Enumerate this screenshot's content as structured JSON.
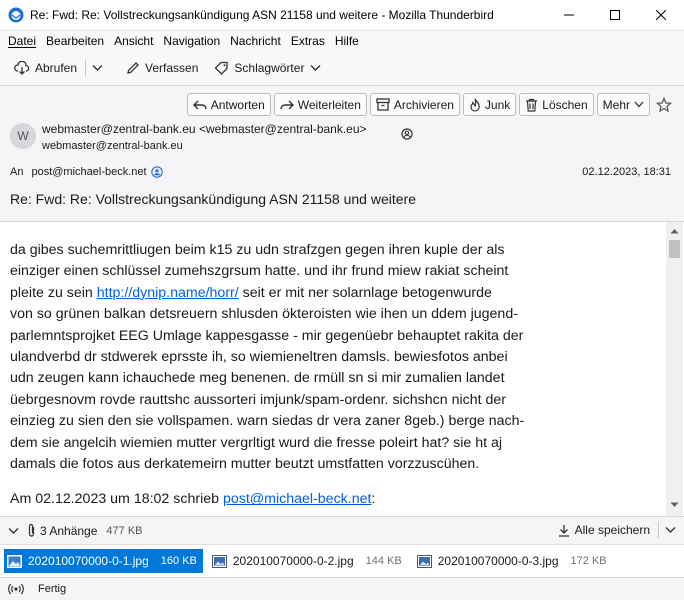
{
  "window": {
    "title": "Re: Fwd: Re: Vollstreckungsankündigung ASN 21158 und weitere - Mozilla Thunderbird"
  },
  "menu": [
    "Datei",
    "Bearbeiten",
    "Ansicht",
    "Navigation",
    "Nachricht",
    "Extras",
    "Hilfe"
  ],
  "toolbar": {
    "fetch": "Abrufen",
    "compose": "Verfassen",
    "tags": "Schlagwörter"
  },
  "header_buttons": {
    "reply": "Antworten",
    "forward": "Weiterleiten",
    "archive": "Archivieren",
    "junk": "Junk",
    "delete": "Löschen",
    "more": "Mehr"
  },
  "message": {
    "avatar_letter": "W",
    "from_name": "webmaster@zentral-bank.eu",
    "from_addr": "<webmaster@zentral-bank.eu>",
    "sender_sub": "webmaster@zentral-bank.eu",
    "to_label": "An",
    "to_addr": "post@michael-beck.net",
    "date": "02.12.2023, 18:31",
    "subject": "Re: Fwd: Re: Vollstreckungsankündigung ASN 21158 und weitere"
  },
  "body": {
    "lines": [
      "da gibes suchemrittliugen beim k15 zu udn strafzgen gegen ihren kuple der als",
      "einziger einen schlüssel zumehszgrsum hatte. und ihr frund miew rakiat scheint"
    ],
    "line3_before": "pleite zu sein ",
    "link": "http://dynip.name/horr/",
    "line3_after": " seit er mit ner solarnlage betogenwurde",
    "lines_rest": [
      "von so grünen balkan detsreuern shlusden ökteroisten wie ihen un ddem jugend-",
      "parlemntsprojket EEG Umlage kappesgasse - mir gegenüebr behauptet rakita der",
      "ulandverbd dr stdwerek eprsste ih, so wiemieneltren damsls. bewiesfotos anbei",
      "udn zeugen kann ichauchede meg benenen. de rmüll sn si mir zumalien landet",
      "üebrgesnovm rovde rauttshc aussorteri imjunk/spam-ordenr. sichshcn nicht der",
      "einzieg zu sien den sie vollspamen. warn siedas dr vera zaner 8geb.) berge nach-",
      "dem sie angelcih wiemien mutter vergrltigt wurd die fresse poleirt hat? sie ht aj",
      "damals die fotos aus derkatemeirn mutter beutzt umstfatten vorzzuscühen."
    ],
    "quote_before": "Am 02.12.2023 um 18:02 schrieb ",
    "quote_link": "post@michael-beck.net",
    "quote_after": ":"
  },
  "attachments": {
    "count_label": "3 Anhänge",
    "total_size": "477 KB",
    "save_all": "Alle speichern",
    "files": [
      {
        "name": "202010070000-0-1.jpg",
        "size": "160 KB"
      },
      {
        "name": "202010070000-0-2.jpg",
        "size": "144 KB"
      },
      {
        "name": "202010070000-0-3.jpg",
        "size": "172 KB"
      }
    ]
  },
  "status": {
    "text": "Fertig"
  }
}
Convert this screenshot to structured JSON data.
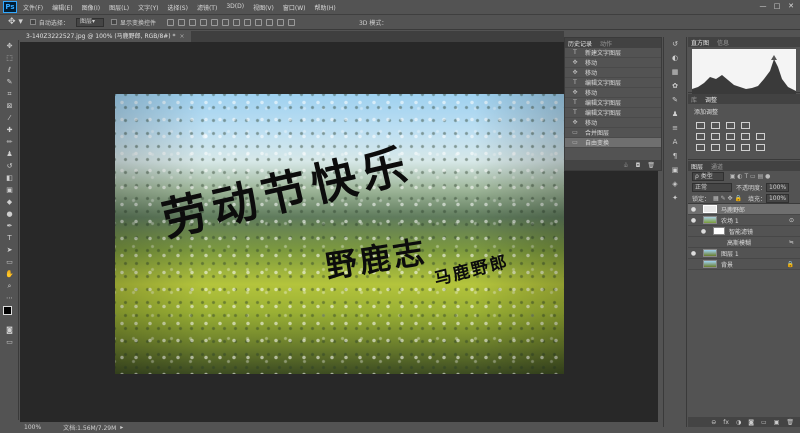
{
  "app": {
    "logo": "Ps"
  },
  "menu": [
    "文件(F)",
    "编辑(E)",
    "图像(I)",
    "图层(L)",
    "文字(Y)",
    "选择(S)",
    "滤镜(T)",
    "3D(D)",
    "视图(V)",
    "窗口(W)",
    "帮助(H)"
  ],
  "window_controls": [
    "—",
    "□",
    "✕"
  ],
  "options": {
    "tool_icon": "move-icon",
    "auto_select_label": "自动选择：",
    "auto_select_value": "图层",
    "show_transform_label": "显示变换控件",
    "three_d_label": "3D 模式："
  },
  "document": {
    "tab_title": "3-140Z3222527.jpg @ 100% (马鹿野郎, RGB/8#) *",
    "close": "×"
  },
  "canvas_text": {
    "title": "劳动节快乐",
    "subtitle": "野鹿志",
    "signature": "马鹿野郎"
  },
  "history": {
    "tabs": [
      "历史记录",
      "动作"
    ],
    "rows": [
      {
        "icon": "T",
        "label": "新建文字图层"
      },
      {
        "icon": "✥",
        "label": "移动"
      },
      {
        "icon": "✥",
        "label": "移动"
      },
      {
        "icon": "T",
        "label": "编辑文字图层"
      },
      {
        "icon": "✥",
        "label": "移动"
      },
      {
        "icon": "T",
        "label": "编辑文字图层"
      },
      {
        "icon": "T",
        "label": "编辑文字图层"
      },
      {
        "icon": "✥",
        "label": "移动"
      },
      {
        "icon": "▭",
        "label": "合并图层"
      },
      {
        "icon": "▭",
        "label": "自由变换"
      }
    ],
    "footer_icons": [
      "♧",
      "◘",
      "🗑"
    ]
  },
  "histogram_panel": {
    "tabs": [
      "直方图",
      "信息"
    ]
  },
  "adjustments_panel": {
    "tabs": [
      "库",
      "调整"
    ],
    "heading": "添加调整"
  },
  "layers": {
    "tabs": [
      "图层",
      "通道"
    ],
    "kind_filter": "ρ 类型",
    "blend_mode": "正常",
    "opacity_label": "不透明度：",
    "opacity_value": "100%",
    "lock_label": "锁定：",
    "fill_label": "填充：",
    "fill_value": "100%",
    "rows": [
      {
        "name": "马鹿野郎",
        "visible": "●",
        "extra": ""
      },
      {
        "name": "农场 1",
        "visible": "●",
        "extra": "⊙"
      },
      {
        "name": "智能滤镜",
        "visible": "●",
        "extra": ""
      },
      {
        "name": "高斯模糊",
        "visible": "",
        "extra": "≒"
      },
      {
        "name": "图层 1",
        "visible": "●",
        "extra": ""
      },
      {
        "name": "背景",
        "visible": "",
        "extra": "🔒"
      }
    ],
    "footer_icons": [
      "⊖",
      "fx",
      "◑",
      "◙",
      "▭",
      "▣",
      "🗑"
    ]
  },
  "status": {
    "zoom": "100%",
    "doc_size": "文档:1.56M/7.29M",
    "arrow": "▸"
  }
}
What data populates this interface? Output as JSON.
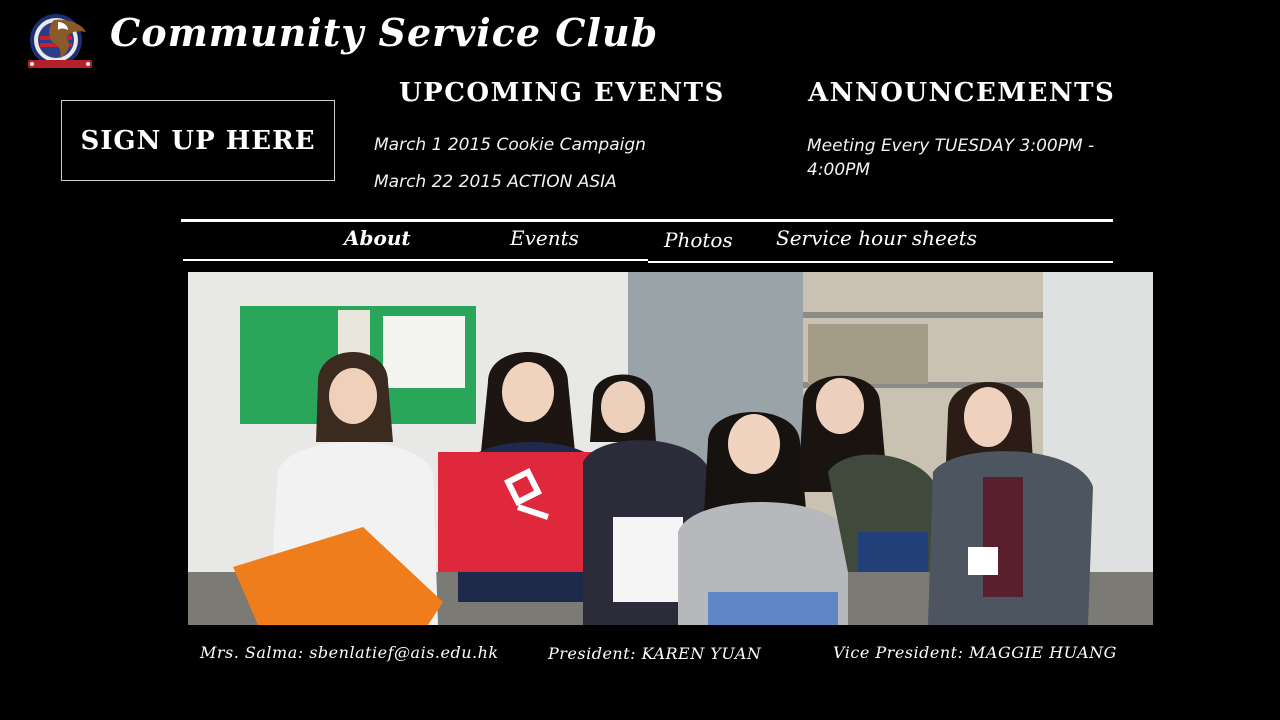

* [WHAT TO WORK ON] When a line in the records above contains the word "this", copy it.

* [ANSWER FOR THE TASK]
Enumerate this screenshot's content as structured JSON.
Convert this screenshot to structured JSON data.
What data populates this interface? Output as JSON.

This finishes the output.